Eurostar trains take passengers from Ashford International into Europe nowadays

After that, the station was used for cattle and sheep traffic due to its close location to Ashford's cattle market.

While in use, Ashford West was at the end of the original Maidstone line.

When the South Eastern and Chatham Railway was formed, passenger services were transferred to South Eastern Railway's Ashford station – now known as Ashford International.

How Ashford West used to look and what happened to it

Two signal boxes controlled the station, which as well as the three platforms, had a carriage shed and an engine shed with a turntable at the station.

The engine shed closed in January 1899 and was later converted into a works for cleaning cloths used in locomotive cleaning.

Meanwhile the turntable was removed and taken to Deal in 1904.

The platform canopies were intact in the mid 1930s, but had been removed by July 1957.

Ashford West as a site remained largely intact up to 1985 and the main station building itself was still standing in 1994.
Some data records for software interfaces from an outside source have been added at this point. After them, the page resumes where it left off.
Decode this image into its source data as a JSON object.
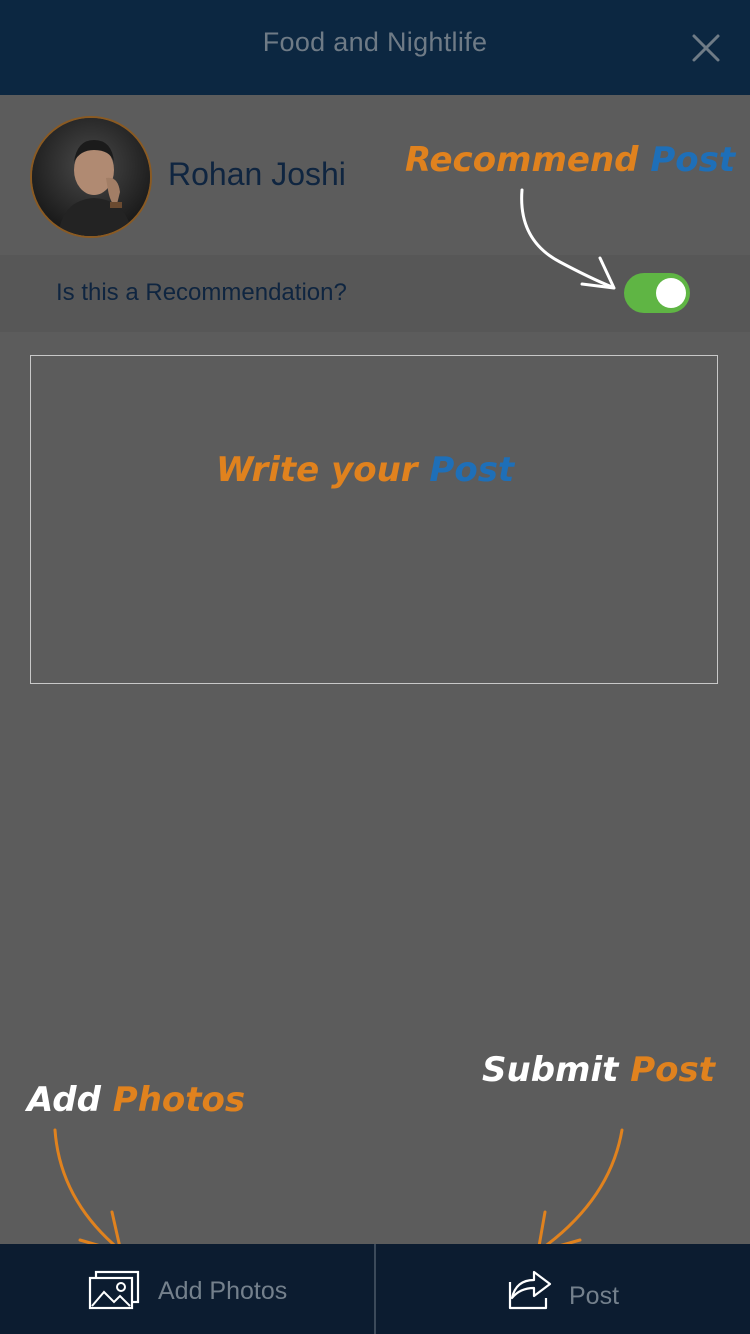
{
  "header": {
    "title": "Food and Nightlife",
    "close_icon": "close-icon"
  },
  "profile": {
    "name": "Rohan Joshi",
    "avatar_icon": "avatar-photo"
  },
  "recommendation": {
    "label": "Is this a Recommendation?",
    "toggle_on": true
  },
  "annotations": {
    "recommend": {
      "part1": "Recommend",
      "part2": "Post"
    },
    "write": {
      "part1": "Write your",
      "part2": "Post"
    },
    "add_photos": {
      "part1": "Add",
      "part2": "Photos"
    },
    "submit": {
      "part1": "Submit",
      "part2": "Post"
    }
  },
  "footer": {
    "add_photos_label": "Add Photos",
    "post_label": "Post",
    "add_photos_icon": "photos-icon",
    "post_icon": "share-icon"
  },
  "colors": {
    "header_bg": "#0c2741",
    "body_bg": "#5c5c5c",
    "toggle_on": "#5fb544",
    "annotation_orange": "#e0821e",
    "annotation_blue": "#1e6fb8",
    "footer_bg": "#0c1c30"
  }
}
Everything was finally demolished in 1999 for the construction of HS1.

Original Article